Page and application data records —
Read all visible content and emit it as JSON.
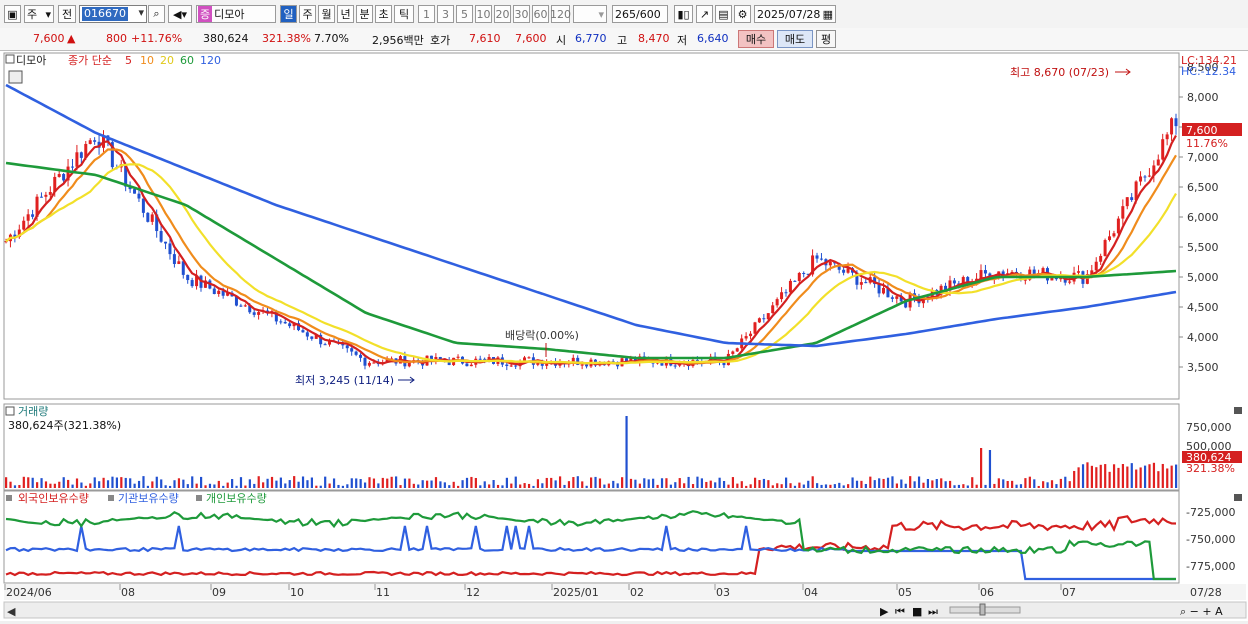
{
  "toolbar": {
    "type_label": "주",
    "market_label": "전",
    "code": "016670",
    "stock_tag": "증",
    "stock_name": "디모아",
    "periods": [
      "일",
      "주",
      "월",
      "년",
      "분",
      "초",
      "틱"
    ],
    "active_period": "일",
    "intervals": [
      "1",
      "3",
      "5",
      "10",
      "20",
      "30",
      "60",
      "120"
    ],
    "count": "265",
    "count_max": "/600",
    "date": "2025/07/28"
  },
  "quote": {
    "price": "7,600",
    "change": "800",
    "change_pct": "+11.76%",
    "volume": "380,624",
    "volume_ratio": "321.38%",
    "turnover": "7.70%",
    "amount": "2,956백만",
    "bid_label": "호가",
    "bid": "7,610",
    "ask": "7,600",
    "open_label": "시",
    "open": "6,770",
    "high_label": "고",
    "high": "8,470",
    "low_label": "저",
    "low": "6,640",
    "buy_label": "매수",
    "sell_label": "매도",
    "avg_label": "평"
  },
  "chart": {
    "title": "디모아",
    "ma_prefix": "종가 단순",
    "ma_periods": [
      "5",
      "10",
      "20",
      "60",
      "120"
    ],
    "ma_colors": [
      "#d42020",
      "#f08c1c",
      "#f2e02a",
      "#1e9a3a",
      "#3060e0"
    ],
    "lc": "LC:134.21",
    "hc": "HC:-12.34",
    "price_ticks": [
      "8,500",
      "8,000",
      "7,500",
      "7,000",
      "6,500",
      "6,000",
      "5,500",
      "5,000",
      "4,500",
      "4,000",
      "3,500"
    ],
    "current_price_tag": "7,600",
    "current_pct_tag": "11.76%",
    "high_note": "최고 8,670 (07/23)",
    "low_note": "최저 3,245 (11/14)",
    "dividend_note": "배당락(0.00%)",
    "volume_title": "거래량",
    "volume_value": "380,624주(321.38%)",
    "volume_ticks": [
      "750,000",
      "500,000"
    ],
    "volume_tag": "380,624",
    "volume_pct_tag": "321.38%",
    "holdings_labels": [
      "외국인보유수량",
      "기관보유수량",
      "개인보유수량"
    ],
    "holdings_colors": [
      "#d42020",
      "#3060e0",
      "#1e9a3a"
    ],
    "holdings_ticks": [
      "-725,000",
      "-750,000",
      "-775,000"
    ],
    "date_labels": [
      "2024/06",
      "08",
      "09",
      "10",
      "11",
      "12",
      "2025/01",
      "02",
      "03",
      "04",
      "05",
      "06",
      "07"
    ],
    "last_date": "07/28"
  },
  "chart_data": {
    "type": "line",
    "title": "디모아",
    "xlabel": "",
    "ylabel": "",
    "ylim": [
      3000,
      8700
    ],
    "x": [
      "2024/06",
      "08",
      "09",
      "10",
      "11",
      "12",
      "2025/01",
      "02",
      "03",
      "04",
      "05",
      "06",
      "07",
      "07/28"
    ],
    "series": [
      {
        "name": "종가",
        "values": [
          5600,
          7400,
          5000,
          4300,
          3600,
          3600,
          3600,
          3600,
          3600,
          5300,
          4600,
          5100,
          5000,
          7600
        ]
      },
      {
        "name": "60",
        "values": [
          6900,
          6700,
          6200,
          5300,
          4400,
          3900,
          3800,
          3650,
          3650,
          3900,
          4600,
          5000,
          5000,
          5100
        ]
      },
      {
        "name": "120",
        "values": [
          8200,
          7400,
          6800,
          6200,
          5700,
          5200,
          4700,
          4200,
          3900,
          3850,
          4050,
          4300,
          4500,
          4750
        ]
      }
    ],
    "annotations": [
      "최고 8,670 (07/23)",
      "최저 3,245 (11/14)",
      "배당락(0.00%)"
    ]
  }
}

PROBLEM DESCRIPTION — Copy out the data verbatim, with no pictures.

TASK OUTPUT —
Read all visible content and emit it as JSON.
{
  "toolbar": {
    "type_label": "주",
    "market_label": "전",
    "code": "016670",
    "stock_tag": "증",
    "stock_name": "디모아",
    "periods": [
      "일",
      "주",
      "월",
      "년",
      "분",
      "초",
      "틱"
    ],
    "active_period": "일",
    "intervals": [
      "1",
      "3",
      "5",
      "10",
      "20",
      "30",
      "60",
      "120"
    ],
    "count": "265",
    "count_max": "/600",
    "date": "2025/07/28"
  },
  "quote": {
    "price": "7,600",
    "change": "800",
    "change_pct": "+11.76%",
    "volume": "380,624",
    "volume_ratio": "321.38%",
    "turnover": "7.70%",
    "amount": "2,956백만",
    "bid_label": "호가",
    "bid": "7,610",
    "ask": "7,600",
    "open_label": "시",
    "open": "6,770",
    "high_label": "고",
    "high": "8,470",
    "low_label": "저",
    "low": "6,640",
    "buy_label": "매수",
    "sell_label": "매도",
    "avg_label": "평"
  },
  "chart": {
    "title": "디모아",
    "ma_prefix": "종가 단순",
    "ma_periods": [
      "5",
      "10",
      "20",
      "60",
      "120"
    ],
    "ma_colors": [
      "#d42020",
      "#f08c1c",
      "#f2e02a",
      "#1e9a3a",
      "#3060e0"
    ],
    "lc": "LC:134.21",
    "hc": "HC:-12.34",
    "price_ticks": [
      "8,500",
      "8,000",
      "7,500",
      "7,000",
      "6,500",
      "6,000",
      "5,500",
      "5,000",
      "4,500",
      "4,000",
      "3,500"
    ],
    "current_price_tag": "7,600",
    "current_pct_tag": "11.76%",
    "high_note": "최고 8,670 (07/23)",
    "low_note": "최저 3,245 (11/14)",
    "dividend_note": "배당락(0.00%)",
    "volume_title": "거래량",
    "volume_value": "380,624주(321.38%)",
    "volume_ticks": [
      "750,000",
      "500,000"
    ],
    "volume_tag": "380,624",
    "volume_pct_tag": "321.38%",
    "holdings_labels": [
      "외국인보유수량",
      "기관보유수량",
      "개인보유수량"
    ],
    "holdings_colors": [
      "#d42020",
      "#3060e0",
      "#1e9a3a"
    ],
    "holdings_ticks": [
      "-725,000",
      "-750,000",
      "-775,000"
    ],
    "date_labels": [
      "2024/06",
      "08",
      "09",
      "10",
      "11",
      "12",
      "2025/01",
      "02",
      "03",
      "04",
      "05",
      "06",
      "07"
    ],
    "last_date": "07/28"
  },
  "chart_data": {
    "type": "line",
    "title": "디모아",
    "xlabel": "",
    "ylabel": "",
    "ylim": [
      3000,
      8700
    ],
    "x": [
      "2024/06",
      "08",
      "09",
      "10",
      "11",
      "12",
      "2025/01",
      "02",
      "03",
      "04",
      "05",
      "06",
      "07",
      "07/28"
    ],
    "series": [
      {
        "name": "종가",
        "values": [
          5600,
          7400,
          5000,
          4300,
          3600,
          3600,
          3600,
          3600,
          3600,
          5300,
          4600,
          5100,
          5000,
          7600
        ]
      },
      {
        "name": "60",
        "values": [
          6900,
          6700,
          6200,
          5300,
          4400,
          3900,
          3800,
          3650,
          3650,
          3900,
          4600,
          5000,
          5000,
          5100
        ]
      },
      {
        "name": "120",
        "values": [
          8200,
          7400,
          6800,
          6200,
          5700,
          5200,
          4700,
          4200,
          3900,
          3850,
          4050,
          4300,
          4500,
          4750
        ]
      }
    ],
    "annotations": [
      "최고 8,670 (07/23)",
      "최저 3,245 (11/14)",
      "배당락(0.00%)"
    ]
  }
}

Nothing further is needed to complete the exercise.